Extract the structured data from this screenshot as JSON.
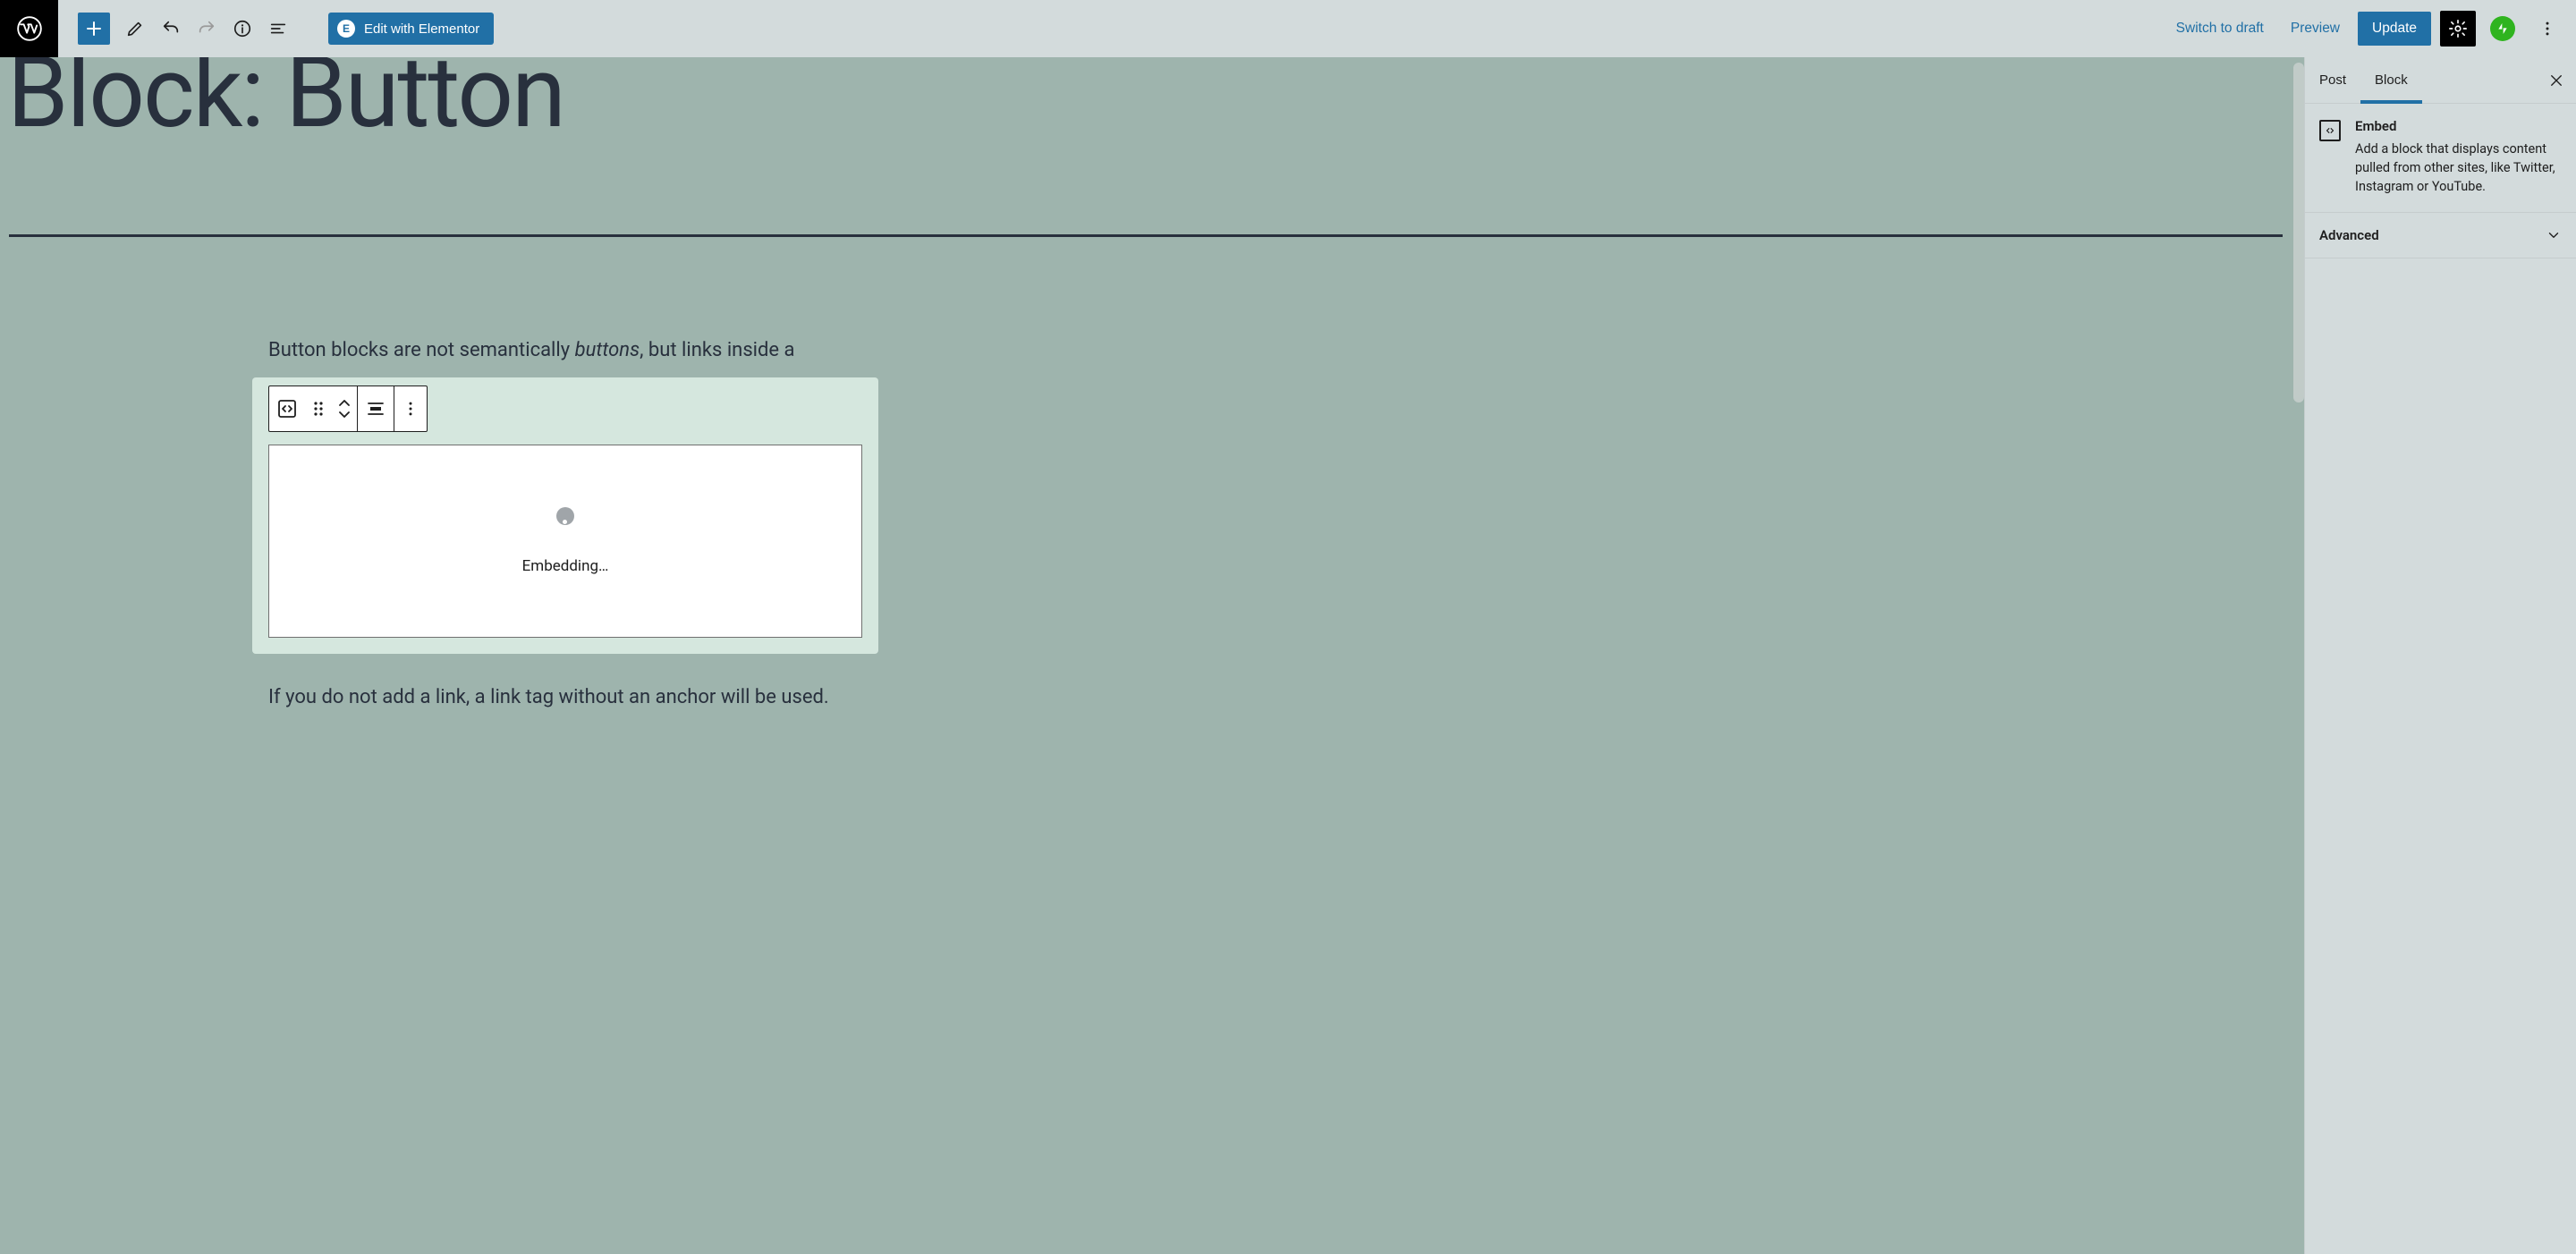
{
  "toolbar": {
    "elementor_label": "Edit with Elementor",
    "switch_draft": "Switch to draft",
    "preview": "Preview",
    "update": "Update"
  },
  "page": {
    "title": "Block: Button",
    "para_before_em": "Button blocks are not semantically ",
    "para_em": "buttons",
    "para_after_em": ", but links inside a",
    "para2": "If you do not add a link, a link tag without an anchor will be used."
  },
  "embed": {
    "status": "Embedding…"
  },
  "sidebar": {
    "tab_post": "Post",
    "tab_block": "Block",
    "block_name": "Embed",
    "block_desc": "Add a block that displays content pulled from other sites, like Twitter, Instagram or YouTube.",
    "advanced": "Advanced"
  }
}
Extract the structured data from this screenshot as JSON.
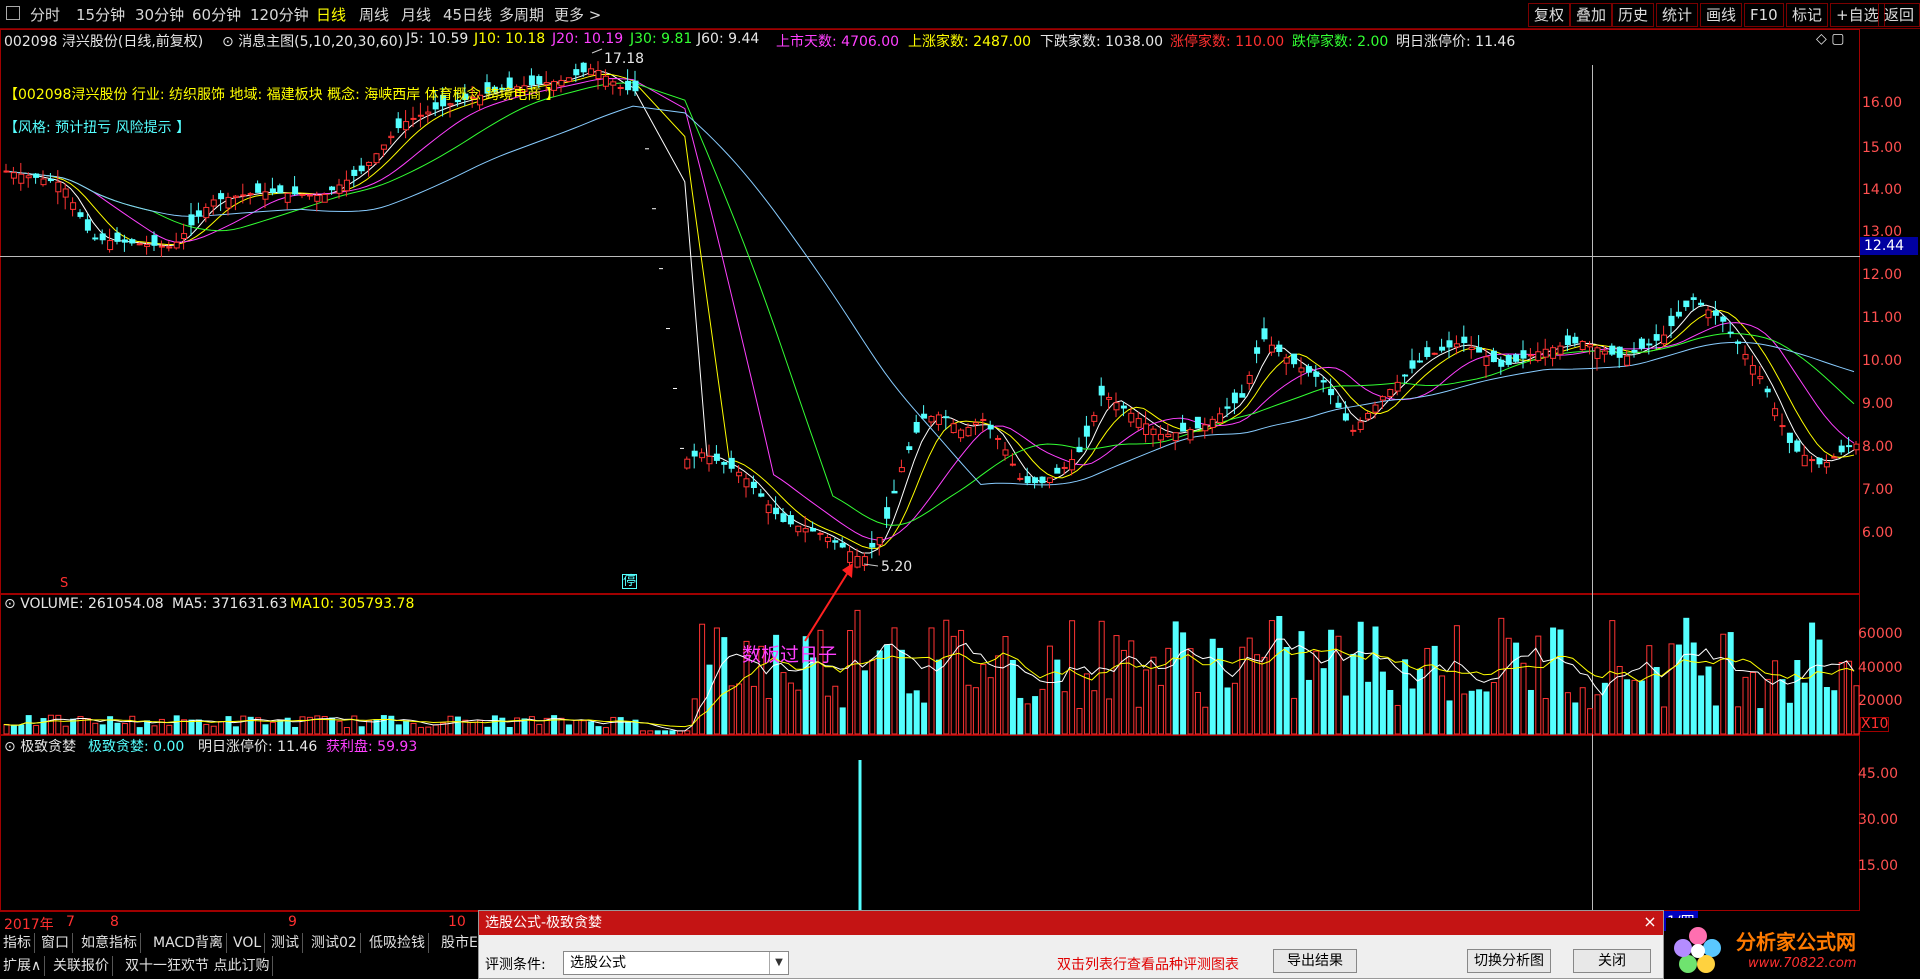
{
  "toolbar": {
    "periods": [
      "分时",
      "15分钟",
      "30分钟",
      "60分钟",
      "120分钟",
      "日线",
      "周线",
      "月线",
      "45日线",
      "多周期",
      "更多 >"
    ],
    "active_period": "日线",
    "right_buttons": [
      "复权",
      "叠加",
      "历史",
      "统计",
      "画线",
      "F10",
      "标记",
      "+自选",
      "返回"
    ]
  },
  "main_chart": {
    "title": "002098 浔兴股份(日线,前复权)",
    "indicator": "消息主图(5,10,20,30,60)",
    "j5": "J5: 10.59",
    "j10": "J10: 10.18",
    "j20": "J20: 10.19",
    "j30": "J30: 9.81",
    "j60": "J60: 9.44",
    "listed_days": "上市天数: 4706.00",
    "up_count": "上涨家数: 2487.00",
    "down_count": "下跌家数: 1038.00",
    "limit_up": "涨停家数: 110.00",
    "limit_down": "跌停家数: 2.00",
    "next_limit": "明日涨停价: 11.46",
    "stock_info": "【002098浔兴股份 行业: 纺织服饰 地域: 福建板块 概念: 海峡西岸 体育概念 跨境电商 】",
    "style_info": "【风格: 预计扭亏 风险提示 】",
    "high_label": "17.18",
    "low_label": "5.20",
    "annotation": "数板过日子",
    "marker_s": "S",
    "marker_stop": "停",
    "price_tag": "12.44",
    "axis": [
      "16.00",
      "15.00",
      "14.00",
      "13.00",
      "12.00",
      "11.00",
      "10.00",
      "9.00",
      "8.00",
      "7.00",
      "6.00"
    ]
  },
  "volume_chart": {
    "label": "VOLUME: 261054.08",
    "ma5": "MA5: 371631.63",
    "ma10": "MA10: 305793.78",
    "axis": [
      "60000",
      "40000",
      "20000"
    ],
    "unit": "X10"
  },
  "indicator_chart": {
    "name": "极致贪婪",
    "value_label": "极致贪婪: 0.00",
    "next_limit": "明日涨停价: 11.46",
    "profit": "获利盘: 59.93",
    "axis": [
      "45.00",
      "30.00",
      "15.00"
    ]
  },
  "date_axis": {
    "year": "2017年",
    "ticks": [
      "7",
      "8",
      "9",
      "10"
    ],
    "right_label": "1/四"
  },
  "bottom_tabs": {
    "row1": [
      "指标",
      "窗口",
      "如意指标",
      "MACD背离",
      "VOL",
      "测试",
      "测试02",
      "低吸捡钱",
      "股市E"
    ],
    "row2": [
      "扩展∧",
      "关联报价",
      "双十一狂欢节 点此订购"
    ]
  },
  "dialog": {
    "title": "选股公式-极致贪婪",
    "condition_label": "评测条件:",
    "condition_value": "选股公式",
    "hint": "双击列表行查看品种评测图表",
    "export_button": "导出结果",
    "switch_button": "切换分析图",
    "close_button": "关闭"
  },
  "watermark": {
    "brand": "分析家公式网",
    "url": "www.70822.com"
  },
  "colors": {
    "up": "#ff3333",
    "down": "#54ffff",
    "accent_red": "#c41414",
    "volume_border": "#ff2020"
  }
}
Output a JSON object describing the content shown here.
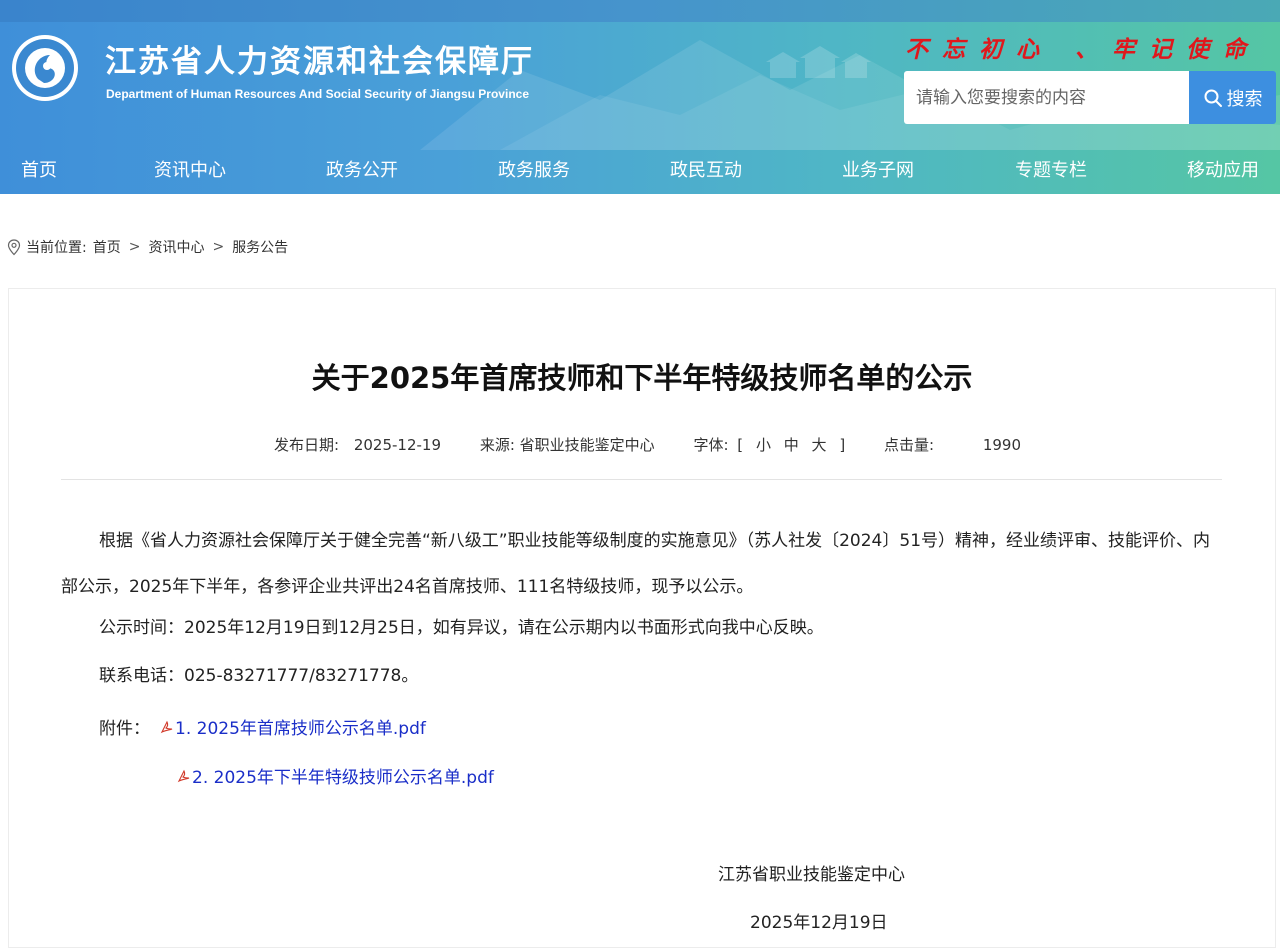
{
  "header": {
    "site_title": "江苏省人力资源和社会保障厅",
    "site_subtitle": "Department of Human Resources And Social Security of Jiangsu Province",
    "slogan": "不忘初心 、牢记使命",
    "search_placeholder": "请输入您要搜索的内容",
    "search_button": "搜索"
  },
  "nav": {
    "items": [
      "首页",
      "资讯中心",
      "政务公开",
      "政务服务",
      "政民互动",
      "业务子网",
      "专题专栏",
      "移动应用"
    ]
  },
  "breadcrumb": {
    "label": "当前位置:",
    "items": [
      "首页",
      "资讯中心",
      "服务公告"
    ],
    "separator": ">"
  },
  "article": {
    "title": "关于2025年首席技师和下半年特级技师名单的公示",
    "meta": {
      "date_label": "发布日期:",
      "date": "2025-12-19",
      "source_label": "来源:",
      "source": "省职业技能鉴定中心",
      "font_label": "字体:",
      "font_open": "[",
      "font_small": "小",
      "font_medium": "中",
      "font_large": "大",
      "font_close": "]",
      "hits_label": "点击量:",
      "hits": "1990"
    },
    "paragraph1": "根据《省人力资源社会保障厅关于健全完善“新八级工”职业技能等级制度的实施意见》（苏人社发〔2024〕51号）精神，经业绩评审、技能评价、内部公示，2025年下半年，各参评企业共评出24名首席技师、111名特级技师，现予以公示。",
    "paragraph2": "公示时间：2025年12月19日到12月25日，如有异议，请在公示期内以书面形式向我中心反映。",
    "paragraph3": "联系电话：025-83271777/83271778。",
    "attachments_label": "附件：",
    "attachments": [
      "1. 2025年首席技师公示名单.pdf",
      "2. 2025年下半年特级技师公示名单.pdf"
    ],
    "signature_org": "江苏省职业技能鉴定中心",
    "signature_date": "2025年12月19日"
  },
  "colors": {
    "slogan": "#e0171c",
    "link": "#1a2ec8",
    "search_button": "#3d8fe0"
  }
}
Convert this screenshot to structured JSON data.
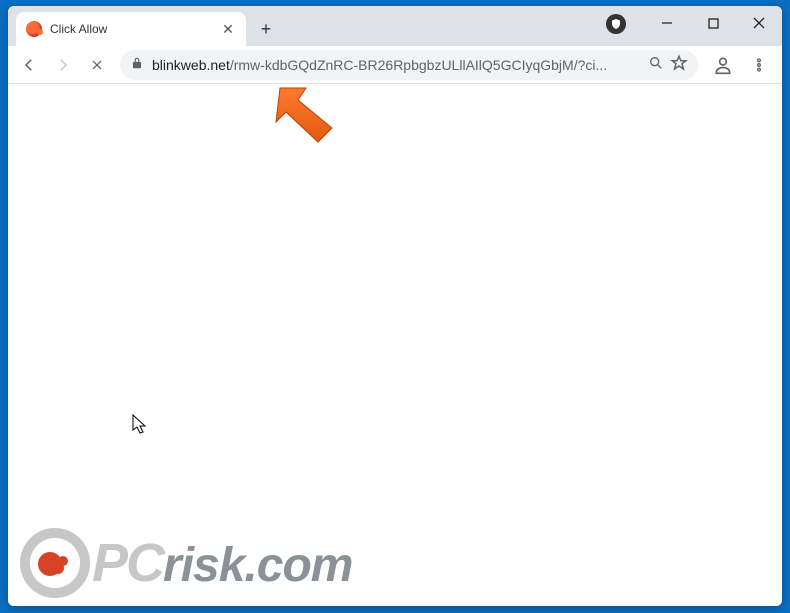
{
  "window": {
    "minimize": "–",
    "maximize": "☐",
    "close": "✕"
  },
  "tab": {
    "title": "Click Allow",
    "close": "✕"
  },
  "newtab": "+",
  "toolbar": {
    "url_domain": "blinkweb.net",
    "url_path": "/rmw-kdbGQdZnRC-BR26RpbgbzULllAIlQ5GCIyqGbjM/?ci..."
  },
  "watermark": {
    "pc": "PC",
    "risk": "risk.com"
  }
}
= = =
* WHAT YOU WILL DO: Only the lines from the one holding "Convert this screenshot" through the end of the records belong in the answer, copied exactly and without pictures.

* SOLUTION TO THIS TASK:
Convert this screenshot to structured JSON data.
{
  "window": {
    "minimize": "–",
    "maximize": "☐",
    "close": "✕"
  },
  "tab": {
    "title": "Click Allow",
    "close": "✕"
  },
  "newtab": "+",
  "toolbar": {
    "url_domain": "blinkweb.net",
    "url_path": "/rmw-kdbGQdZnRC-BR26RpbgbzULllAIlQ5GCIyqGbjM/?ci..."
  },
  "watermark": {
    "pc": "PC",
    "risk": "risk.com"
  }
}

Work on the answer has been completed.